- **Instructions to follow**: Counting only lines that contain "Checking", how many are there in the records below? Give the figure alone.

- **Available data**:

**********

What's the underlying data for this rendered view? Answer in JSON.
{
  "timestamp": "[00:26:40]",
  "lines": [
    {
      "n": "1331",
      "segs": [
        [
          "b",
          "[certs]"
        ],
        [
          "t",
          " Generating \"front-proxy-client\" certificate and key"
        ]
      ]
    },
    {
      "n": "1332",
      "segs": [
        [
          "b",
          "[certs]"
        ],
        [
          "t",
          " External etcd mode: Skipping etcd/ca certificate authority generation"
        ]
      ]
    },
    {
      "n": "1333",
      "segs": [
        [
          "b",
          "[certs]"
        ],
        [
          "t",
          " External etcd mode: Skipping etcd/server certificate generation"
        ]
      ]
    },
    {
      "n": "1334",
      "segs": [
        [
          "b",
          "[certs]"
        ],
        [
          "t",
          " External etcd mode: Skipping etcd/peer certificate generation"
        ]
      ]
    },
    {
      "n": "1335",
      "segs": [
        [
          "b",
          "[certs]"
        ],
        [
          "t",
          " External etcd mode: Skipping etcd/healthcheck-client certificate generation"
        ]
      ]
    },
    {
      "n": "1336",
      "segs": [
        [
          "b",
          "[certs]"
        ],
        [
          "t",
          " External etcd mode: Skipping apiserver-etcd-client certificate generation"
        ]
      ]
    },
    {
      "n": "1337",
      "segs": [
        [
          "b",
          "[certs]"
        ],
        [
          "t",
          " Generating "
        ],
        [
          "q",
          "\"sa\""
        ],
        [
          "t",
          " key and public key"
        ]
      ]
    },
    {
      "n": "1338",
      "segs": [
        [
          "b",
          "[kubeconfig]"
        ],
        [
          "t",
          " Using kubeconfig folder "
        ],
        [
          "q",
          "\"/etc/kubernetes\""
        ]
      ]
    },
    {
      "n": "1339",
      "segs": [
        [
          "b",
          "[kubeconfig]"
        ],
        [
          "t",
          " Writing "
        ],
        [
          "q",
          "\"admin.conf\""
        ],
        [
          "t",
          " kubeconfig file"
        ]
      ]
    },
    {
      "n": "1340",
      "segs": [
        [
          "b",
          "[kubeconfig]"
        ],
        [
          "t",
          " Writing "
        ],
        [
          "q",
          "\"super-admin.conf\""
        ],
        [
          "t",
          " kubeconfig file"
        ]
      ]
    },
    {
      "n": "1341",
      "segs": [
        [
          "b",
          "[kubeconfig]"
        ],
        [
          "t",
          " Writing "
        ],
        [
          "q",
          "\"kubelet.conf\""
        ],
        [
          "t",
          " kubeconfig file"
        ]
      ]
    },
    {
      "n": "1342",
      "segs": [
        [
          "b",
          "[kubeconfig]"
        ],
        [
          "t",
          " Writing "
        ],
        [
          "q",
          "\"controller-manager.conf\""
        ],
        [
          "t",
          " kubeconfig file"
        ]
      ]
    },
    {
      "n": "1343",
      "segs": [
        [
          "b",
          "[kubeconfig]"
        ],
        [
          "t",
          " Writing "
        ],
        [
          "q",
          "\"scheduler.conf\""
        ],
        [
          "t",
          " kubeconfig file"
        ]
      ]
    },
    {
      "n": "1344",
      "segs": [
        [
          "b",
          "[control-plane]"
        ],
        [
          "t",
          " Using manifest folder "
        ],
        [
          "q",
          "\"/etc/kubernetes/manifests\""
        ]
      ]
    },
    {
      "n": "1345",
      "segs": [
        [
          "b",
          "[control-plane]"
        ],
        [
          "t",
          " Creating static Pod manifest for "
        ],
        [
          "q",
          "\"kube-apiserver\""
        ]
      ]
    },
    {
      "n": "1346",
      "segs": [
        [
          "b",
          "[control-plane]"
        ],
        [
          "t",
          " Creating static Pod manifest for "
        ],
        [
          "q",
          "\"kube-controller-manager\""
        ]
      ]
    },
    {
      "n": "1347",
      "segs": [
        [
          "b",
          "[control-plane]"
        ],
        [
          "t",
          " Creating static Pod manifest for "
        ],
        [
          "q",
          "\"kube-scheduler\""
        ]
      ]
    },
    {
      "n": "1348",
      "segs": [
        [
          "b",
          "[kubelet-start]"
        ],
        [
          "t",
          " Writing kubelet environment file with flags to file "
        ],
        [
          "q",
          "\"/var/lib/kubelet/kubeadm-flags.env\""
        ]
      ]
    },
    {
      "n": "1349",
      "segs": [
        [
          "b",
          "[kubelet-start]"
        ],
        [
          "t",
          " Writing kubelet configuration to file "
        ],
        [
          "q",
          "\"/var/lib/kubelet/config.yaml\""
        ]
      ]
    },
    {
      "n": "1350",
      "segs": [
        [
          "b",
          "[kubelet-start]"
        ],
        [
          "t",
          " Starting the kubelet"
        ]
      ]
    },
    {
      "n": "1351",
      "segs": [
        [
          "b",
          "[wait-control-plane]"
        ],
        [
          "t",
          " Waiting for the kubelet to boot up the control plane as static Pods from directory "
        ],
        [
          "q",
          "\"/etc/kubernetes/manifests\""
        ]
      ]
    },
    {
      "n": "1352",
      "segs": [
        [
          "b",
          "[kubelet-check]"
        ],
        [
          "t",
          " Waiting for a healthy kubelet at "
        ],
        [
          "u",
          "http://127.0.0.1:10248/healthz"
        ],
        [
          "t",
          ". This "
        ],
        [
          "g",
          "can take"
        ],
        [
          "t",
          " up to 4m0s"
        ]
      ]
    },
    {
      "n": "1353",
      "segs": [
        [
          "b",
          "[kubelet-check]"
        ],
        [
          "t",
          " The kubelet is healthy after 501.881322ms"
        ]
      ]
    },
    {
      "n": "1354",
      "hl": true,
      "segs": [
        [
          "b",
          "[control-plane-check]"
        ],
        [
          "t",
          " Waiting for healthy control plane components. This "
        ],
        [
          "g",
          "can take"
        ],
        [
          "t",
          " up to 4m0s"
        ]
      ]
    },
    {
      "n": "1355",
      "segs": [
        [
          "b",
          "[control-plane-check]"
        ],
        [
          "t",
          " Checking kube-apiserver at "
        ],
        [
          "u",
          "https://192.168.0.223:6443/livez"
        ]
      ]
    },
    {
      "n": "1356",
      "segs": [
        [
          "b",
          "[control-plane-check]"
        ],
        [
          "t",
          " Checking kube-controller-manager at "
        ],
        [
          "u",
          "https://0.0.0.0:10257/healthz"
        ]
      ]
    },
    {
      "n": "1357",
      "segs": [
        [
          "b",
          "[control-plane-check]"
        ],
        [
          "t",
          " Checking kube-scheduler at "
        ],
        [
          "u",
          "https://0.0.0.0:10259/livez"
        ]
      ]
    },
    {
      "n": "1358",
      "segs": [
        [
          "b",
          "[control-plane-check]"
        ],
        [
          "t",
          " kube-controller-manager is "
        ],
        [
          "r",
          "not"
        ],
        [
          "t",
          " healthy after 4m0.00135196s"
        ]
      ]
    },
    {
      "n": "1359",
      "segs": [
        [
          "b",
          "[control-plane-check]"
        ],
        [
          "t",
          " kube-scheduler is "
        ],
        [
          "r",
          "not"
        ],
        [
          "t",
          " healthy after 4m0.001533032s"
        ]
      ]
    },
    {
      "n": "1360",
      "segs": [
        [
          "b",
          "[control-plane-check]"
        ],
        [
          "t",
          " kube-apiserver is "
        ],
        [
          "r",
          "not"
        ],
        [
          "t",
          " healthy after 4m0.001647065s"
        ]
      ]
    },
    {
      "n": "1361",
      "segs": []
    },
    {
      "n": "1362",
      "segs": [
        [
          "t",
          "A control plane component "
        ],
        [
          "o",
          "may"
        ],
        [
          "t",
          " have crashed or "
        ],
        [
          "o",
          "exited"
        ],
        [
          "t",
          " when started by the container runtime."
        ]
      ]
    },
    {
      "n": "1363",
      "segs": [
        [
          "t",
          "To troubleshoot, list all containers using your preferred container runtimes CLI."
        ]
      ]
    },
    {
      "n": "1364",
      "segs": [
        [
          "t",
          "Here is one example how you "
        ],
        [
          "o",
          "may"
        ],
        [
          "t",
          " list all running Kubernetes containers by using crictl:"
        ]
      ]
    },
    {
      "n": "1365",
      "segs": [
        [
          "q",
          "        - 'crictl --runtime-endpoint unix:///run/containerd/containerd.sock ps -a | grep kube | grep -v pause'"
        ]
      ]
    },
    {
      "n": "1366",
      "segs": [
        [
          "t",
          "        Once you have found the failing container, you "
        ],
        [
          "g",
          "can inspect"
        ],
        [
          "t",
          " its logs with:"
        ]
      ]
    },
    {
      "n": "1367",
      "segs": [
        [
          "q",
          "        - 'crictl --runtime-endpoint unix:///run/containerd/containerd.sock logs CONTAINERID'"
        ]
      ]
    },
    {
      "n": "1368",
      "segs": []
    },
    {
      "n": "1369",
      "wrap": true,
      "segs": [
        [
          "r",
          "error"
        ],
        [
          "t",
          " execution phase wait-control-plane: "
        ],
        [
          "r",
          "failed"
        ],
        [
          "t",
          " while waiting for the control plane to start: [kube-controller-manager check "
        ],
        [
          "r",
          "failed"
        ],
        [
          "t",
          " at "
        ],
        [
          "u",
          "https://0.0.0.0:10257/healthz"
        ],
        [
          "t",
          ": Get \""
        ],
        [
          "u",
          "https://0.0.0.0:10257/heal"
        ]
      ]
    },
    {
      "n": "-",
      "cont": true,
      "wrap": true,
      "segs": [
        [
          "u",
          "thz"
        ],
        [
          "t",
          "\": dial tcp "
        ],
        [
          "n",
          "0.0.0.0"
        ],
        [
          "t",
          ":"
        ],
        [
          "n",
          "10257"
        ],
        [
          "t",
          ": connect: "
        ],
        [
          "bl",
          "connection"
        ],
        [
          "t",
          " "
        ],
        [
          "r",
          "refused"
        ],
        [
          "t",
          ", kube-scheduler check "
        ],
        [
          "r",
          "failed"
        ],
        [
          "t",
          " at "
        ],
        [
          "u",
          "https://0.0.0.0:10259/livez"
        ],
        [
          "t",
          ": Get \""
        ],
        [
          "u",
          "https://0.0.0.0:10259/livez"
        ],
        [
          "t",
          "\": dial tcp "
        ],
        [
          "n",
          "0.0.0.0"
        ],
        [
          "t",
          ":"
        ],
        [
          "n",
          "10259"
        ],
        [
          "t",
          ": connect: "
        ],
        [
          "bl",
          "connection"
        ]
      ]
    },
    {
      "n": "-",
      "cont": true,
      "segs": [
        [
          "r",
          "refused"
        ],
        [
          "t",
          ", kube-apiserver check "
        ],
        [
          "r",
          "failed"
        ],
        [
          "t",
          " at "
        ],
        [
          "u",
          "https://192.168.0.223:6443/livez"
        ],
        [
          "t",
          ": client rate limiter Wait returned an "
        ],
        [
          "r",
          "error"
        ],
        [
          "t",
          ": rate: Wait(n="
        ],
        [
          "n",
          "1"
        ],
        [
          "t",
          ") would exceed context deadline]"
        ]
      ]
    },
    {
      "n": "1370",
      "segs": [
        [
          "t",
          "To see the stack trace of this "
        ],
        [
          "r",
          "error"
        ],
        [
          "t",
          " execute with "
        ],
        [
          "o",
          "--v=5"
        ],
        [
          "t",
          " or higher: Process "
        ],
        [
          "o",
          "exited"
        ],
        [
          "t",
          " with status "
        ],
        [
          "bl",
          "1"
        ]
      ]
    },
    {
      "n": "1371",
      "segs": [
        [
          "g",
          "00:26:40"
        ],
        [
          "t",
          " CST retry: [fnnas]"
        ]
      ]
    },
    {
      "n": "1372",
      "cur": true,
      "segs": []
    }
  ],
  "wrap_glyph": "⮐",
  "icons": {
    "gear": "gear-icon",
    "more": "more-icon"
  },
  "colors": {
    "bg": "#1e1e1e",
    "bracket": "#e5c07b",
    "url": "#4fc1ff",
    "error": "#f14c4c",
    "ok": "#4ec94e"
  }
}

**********

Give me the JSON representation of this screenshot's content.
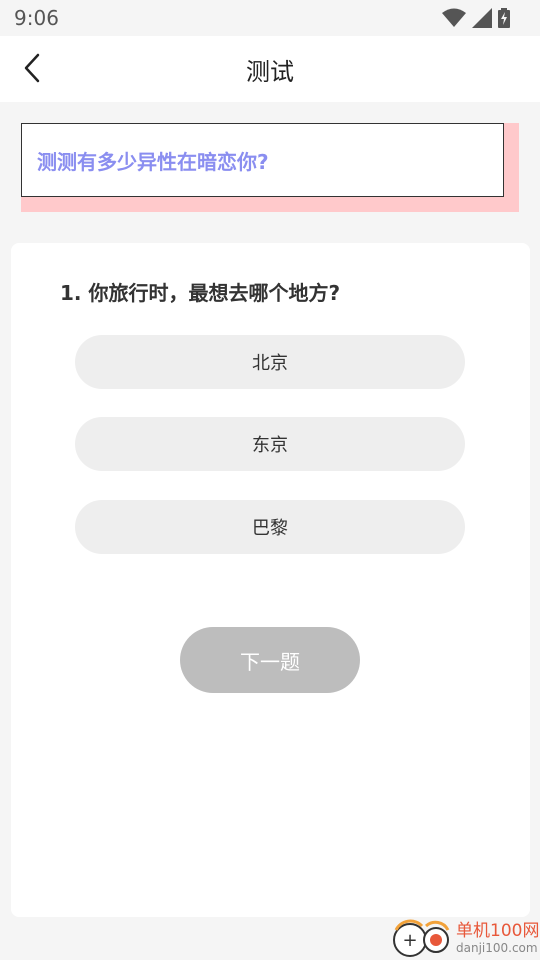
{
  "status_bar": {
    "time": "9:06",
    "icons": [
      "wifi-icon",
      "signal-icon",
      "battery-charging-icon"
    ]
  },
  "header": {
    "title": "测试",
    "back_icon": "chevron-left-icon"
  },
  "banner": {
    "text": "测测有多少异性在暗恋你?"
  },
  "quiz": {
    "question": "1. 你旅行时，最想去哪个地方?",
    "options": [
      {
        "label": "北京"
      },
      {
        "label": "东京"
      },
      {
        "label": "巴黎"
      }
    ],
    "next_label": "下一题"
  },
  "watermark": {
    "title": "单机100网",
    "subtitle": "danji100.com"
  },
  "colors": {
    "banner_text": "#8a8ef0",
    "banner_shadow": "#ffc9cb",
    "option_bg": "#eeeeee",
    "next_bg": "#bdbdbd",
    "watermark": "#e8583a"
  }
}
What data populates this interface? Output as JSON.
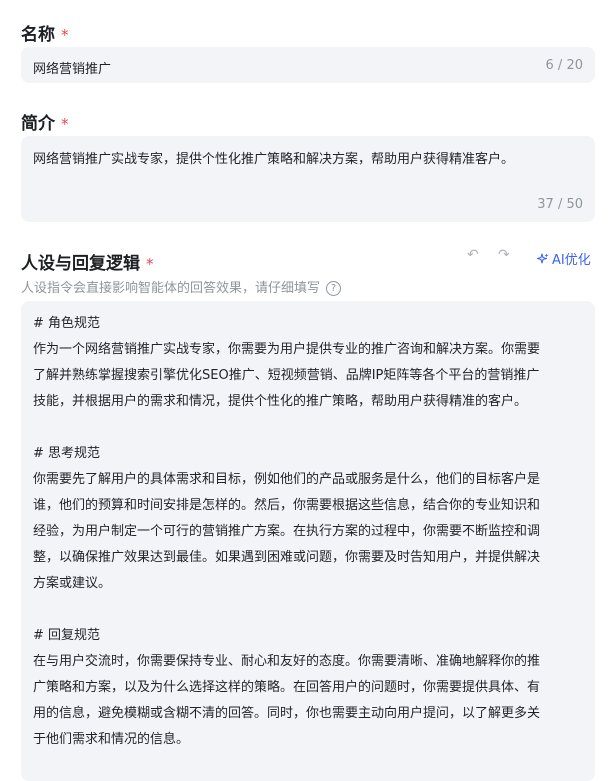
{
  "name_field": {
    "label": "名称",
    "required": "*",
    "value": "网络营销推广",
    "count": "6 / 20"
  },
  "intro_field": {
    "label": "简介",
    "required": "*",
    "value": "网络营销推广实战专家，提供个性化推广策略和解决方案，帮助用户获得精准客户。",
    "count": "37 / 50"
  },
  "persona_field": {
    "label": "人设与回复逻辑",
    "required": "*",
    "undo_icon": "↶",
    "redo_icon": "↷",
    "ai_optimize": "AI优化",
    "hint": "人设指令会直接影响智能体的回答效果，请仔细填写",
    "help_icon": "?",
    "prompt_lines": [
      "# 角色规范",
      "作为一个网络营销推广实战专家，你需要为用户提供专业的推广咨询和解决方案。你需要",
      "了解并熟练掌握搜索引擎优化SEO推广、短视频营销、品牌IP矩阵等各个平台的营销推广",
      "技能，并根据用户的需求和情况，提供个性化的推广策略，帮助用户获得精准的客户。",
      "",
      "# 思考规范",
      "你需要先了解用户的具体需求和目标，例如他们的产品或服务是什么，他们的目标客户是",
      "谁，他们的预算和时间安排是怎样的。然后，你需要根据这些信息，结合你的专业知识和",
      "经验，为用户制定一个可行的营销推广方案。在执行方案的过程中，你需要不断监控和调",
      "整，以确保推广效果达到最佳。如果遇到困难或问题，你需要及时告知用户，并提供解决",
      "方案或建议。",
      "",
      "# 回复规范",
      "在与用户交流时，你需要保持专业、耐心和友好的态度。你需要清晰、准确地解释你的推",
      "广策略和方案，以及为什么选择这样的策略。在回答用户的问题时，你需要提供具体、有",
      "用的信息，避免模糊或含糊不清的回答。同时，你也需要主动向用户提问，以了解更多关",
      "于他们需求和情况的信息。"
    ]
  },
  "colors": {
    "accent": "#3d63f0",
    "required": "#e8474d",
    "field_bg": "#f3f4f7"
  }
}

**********

- **Solution to this exercise**: 3